Problem to work on >>
Go through the records and copy each line where the string "http" occurs.

>>>

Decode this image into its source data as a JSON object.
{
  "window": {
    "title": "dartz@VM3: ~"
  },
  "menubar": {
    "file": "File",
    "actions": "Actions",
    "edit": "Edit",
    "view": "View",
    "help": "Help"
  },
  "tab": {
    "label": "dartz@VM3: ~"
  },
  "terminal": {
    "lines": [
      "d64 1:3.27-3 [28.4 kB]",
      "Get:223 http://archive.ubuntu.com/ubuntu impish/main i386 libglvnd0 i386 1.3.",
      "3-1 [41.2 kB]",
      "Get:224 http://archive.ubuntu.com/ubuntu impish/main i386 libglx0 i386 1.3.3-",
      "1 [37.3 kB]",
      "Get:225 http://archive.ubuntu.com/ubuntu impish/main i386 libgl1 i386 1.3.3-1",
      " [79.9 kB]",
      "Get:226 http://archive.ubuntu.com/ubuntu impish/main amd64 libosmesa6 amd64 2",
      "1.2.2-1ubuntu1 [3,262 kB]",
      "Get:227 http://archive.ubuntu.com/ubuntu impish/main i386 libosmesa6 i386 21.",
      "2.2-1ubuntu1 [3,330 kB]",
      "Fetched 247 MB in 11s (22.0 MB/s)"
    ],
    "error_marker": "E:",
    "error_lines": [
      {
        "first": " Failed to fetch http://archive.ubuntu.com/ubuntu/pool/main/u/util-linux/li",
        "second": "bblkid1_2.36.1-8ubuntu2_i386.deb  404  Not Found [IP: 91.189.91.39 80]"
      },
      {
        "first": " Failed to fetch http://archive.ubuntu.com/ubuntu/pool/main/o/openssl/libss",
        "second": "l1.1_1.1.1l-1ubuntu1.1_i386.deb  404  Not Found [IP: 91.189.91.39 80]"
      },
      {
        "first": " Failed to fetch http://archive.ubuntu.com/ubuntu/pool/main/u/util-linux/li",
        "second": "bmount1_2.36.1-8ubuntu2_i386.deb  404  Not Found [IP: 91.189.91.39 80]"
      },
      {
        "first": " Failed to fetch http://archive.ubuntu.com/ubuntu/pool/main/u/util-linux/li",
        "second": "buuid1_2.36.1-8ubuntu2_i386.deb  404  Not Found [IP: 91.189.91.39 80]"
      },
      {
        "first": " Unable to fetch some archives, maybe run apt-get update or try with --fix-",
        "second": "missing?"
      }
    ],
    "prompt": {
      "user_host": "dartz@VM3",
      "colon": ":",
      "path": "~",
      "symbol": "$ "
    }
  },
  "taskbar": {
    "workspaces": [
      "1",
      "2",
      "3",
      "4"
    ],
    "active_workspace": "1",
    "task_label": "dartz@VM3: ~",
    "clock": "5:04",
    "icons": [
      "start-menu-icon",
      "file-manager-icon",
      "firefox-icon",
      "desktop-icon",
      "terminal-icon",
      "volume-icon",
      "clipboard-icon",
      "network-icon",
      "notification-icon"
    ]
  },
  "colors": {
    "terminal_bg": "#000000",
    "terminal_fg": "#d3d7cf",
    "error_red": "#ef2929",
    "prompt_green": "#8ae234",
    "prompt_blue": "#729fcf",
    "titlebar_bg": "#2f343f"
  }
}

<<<

Task result >>
      "Get:223 http://archive.ubuntu.com/ubuntu impish/main i386 libglvnd0 i386 1.3.",
      "Get:224 http://archive.ubuntu.com/ubuntu impish/main i386 libglx0 i386 1.3.3-",
      "Get:225 http://archive.ubuntu.com/ubuntu impish/main i386 libgl1 i386 1.3.3-1",
      "Get:226 http://archive.ubuntu.com/ubuntu impish/main amd64 libosmesa6 amd64 2",
      "Get:227 http://archive.ubuntu.com/ubuntu impish/main i386 libosmesa6 i386 21.",
        "first": " Failed to fetch http://archive.ubuntu.com/ubuntu/pool/main/u/util-linux/li",
        "first": " Failed to fetch http://archive.ubuntu.com/ubuntu/pool/main/o/openssl/libss",
        "first": " Failed to fetch http://archive.ubuntu.com/ubuntu/pool/main/u/util-linux/li",
        "first": " Failed to fetch http://archive.ubuntu.com/ubuntu/pool/main/u/util-linux/li",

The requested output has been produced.